Kumo, a startup that hopes to offer consumers access to individual channels rather than entire bundles, has raised $50 million in financing. The company may face significant hurdles, since content creators and owners have historically avoided this type of model, fearing a negative impact to their revenue streams. Unlike Aereo’s failed attempt at pairing an antenna with a cloud storage service, however, Kumo is reportedly working to license content for its a la carte approach.
Neil Davis, founder of Kumo, served as senior vice president of development at AOL and then as Dish’s head of corporate and digital development. Sources have hinted that private investors, including Mark Cuban, are responsible for the majority of Kumo’s financing.
“Historically, big players who have approached the idea of breaking the bundle haven’t succeeded, based mostly on the fact that the cost of an individual channel vs. the bundled option media companies provide is so high that the margin disappears,” reports TechCrunch.
While Aereo’s methods have been deemed illegal by the Supreme Court, Kumo is hoping to successfully and legally license content. In the wake of the Aereo controversy, broadcasters have been looking at changes to the traditional distribution model. Some analysts have suggested that HBO, for example, will eventually go over-the-top.

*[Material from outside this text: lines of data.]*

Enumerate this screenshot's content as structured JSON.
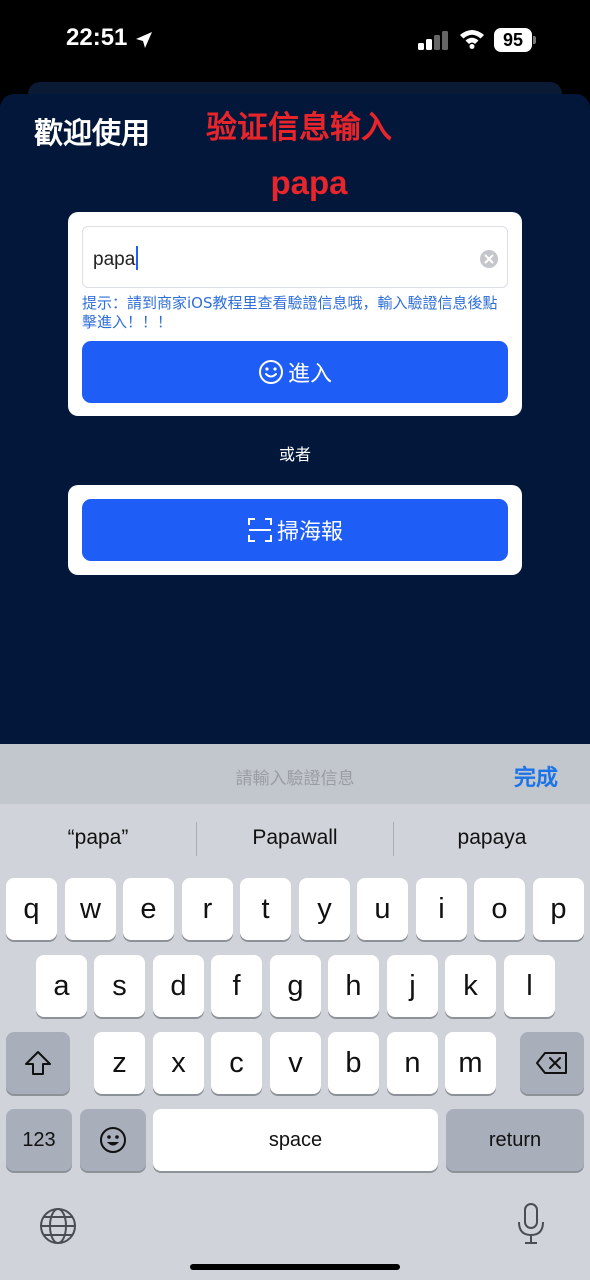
{
  "status_bar": {
    "time": "22:51",
    "battery": "95"
  },
  "header": {
    "welcome": "歡迎使用",
    "overlay_title": "验证信息输入",
    "overlay_subtitle": "papa"
  },
  "login_card": {
    "input_value": "papa",
    "hint": "提示：請到商家iOS教程里查看驗證信息哦，輸入驗證信息後點擊進入！！！",
    "enter_label": "進入"
  },
  "or_label": "或者",
  "scan_card": {
    "scan_label": "掃海報"
  },
  "keyboard": {
    "accessory_placeholder": "請輸入驗證信息",
    "done_label": "完成",
    "suggestions": [
      "“papa”",
      "Papawall",
      "papaya"
    ],
    "row1": [
      "q",
      "w",
      "e",
      "r",
      "t",
      "y",
      "u",
      "i",
      "o",
      "p"
    ],
    "row2": [
      "a",
      "s",
      "d",
      "f",
      "g",
      "h",
      "j",
      "k",
      "l"
    ],
    "row3": [
      "z",
      "x",
      "c",
      "v",
      "b",
      "n",
      "m"
    ],
    "numbers_label": "123",
    "space_label": "space",
    "return_label": "return"
  },
  "colors": {
    "background": "#02173a",
    "accent": "#1f5ef6",
    "overlay_red": "#e8252a"
  }
}
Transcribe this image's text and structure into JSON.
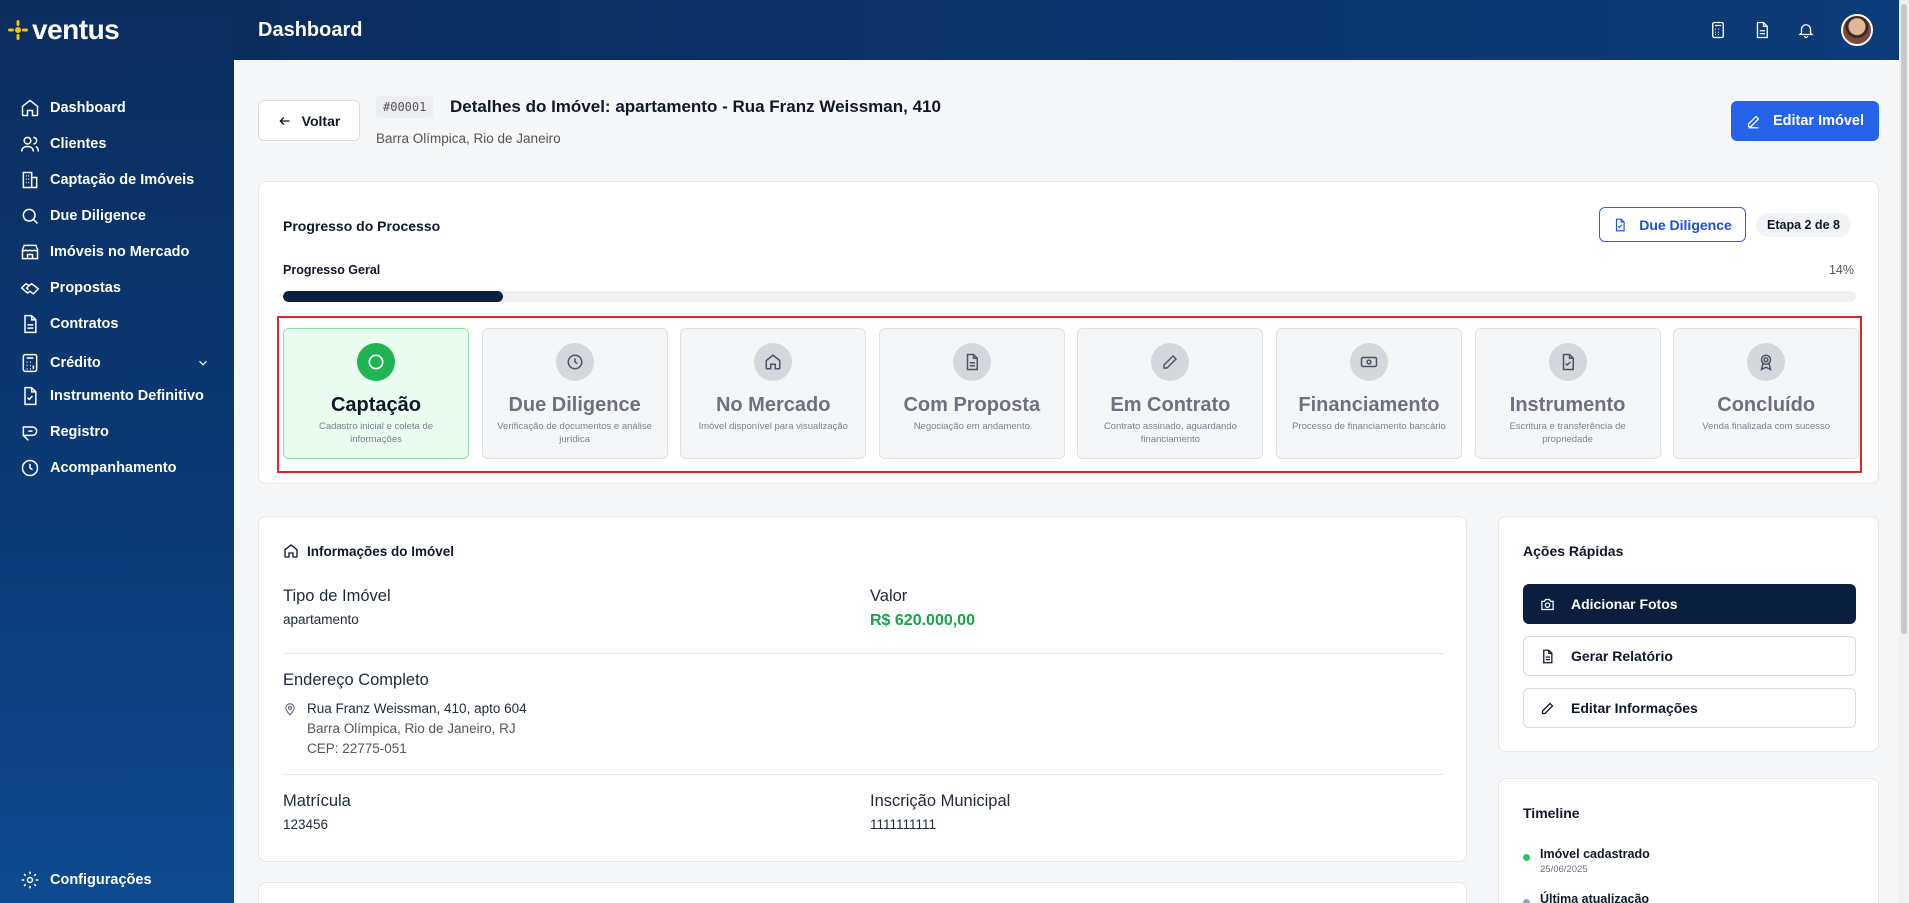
{
  "app": {
    "logo_text": "ventus",
    "page_title": "Dashboard"
  },
  "colors": {
    "primary": "#2563eb",
    "sidebar": "#0b3a75",
    "success": "#16a34a",
    "dark": "#0a1f3f",
    "highlight": "#d62828"
  },
  "sidebar": {
    "items": [
      {
        "label": "Dashboard",
        "icon": "home-icon"
      },
      {
        "label": "Clientes",
        "icon": "users-icon"
      },
      {
        "label": "Captação de Imóveis",
        "icon": "building-icon"
      },
      {
        "label": "Due Diligence",
        "icon": "search-icon"
      },
      {
        "label": "Imóveis no Mercado",
        "icon": "store-icon"
      },
      {
        "label": "Propostas",
        "icon": "handshake-icon"
      },
      {
        "label": "Contratos",
        "icon": "file-icon"
      },
      {
        "label": "Crédito",
        "icon": "calculator-icon"
      },
      {
        "label": "Instrumento Definitivo",
        "icon": "file-check-icon"
      },
      {
        "label": "Registro",
        "icon": "registry-icon"
      },
      {
        "label": "Acompanhamento",
        "icon": "clock-icon"
      }
    ],
    "settings_label": "Configurações"
  },
  "header": {
    "back_label": "Voltar",
    "code": "#00001",
    "title": "Detalhes do Imóvel: apartamento - Rua Franz Weissman, 410",
    "subtitle": "Barra Olímpica, Rio de Janeiro",
    "edit_label": "Editar Imóvel"
  },
  "progress": {
    "title": "Progresso do Processo",
    "current_stage_label": "Due Diligence",
    "step_badge": "Etapa 2 de 8",
    "overall_label": "Progresso Geral",
    "percent_text": "14%",
    "percent": 14,
    "stages": [
      {
        "name": "Captação",
        "desc": "Cadastro inicial e coleta de informações",
        "icon": "circle-icon",
        "active": true
      },
      {
        "name": "Due Diligence",
        "desc": "Verificação de documentos e análise jurídica",
        "icon": "clock-icon",
        "active": false
      },
      {
        "name": "No Mercado",
        "desc": "Imóvel disponível para visualização",
        "icon": "home-icon",
        "active": false
      },
      {
        "name": "Com Proposta",
        "desc": "Negociação em andamento",
        "icon": "document-icon",
        "active": false
      },
      {
        "name": "Em Contrato",
        "desc": "Contrato assinado, aguardando financiamento",
        "icon": "pencil-icon",
        "active": false
      },
      {
        "name": "Financiamento",
        "desc": "Processo de financiamento bancário",
        "icon": "banknote-icon",
        "active": false
      },
      {
        "name": "Instrumento",
        "desc": "Escritura e transferência de propriedade",
        "icon": "file-check-icon",
        "active": false
      },
      {
        "name": "Concluído",
        "desc": "Venda finalizada com sucesso",
        "icon": "award-icon",
        "active": false
      }
    ]
  },
  "info": {
    "title": "Informações do Imóvel",
    "tipo_label": "Tipo de Imóvel",
    "tipo_value": "apartamento",
    "valor_label": "Valor",
    "valor_value": "R$ 620.000,00",
    "endereco_label": "Endereço Completo",
    "endereco_line1": "Rua Franz Weissman, 410, apto 604",
    "endereco_line2": "Barra Olímpica, Rio de Janeiro, RJ",
    "endereco_line3": "CEP: 22775-051",
    "matricula_label": "Matrícula",
    "matricula_value": "123456",
    "inscricao_label": "Inscrição Municipal",
    "inscricao_value": "1111111111"
  },
  "quick_actions": {
    "title": "Ações Rápidas",
    "add_photos": "Adicionar Fotos",
    "report": "Gerar Relatório",
    "edit_info": "Editar Informações"
  },
  "timeline": {
    "title": "Timeline",
    "items": [
      {
        "name": "Imóvel cadastrado",
        "date": "25/06/2025"
      },
      {
        "name": "Última atualização",
        "date": ""
      }
    ]
  }
}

“We have also heard from another source that Epix was shopping around an a la carte deal for its original content (movies and TV shows) for around $35 million earlier this summer, though a deal with a smaller player like that wouldn’t likely have the same domino effect as a player with the stature of Time Warner/HBO,” suggests TechCrunch.
“We can’t know for sure which media player(s) are open to a deal with Kumo until the service launches,” explains the post. “We do, however, know that $50 million in financing will pay for a lot more than UX, engineering, and other technical costs.”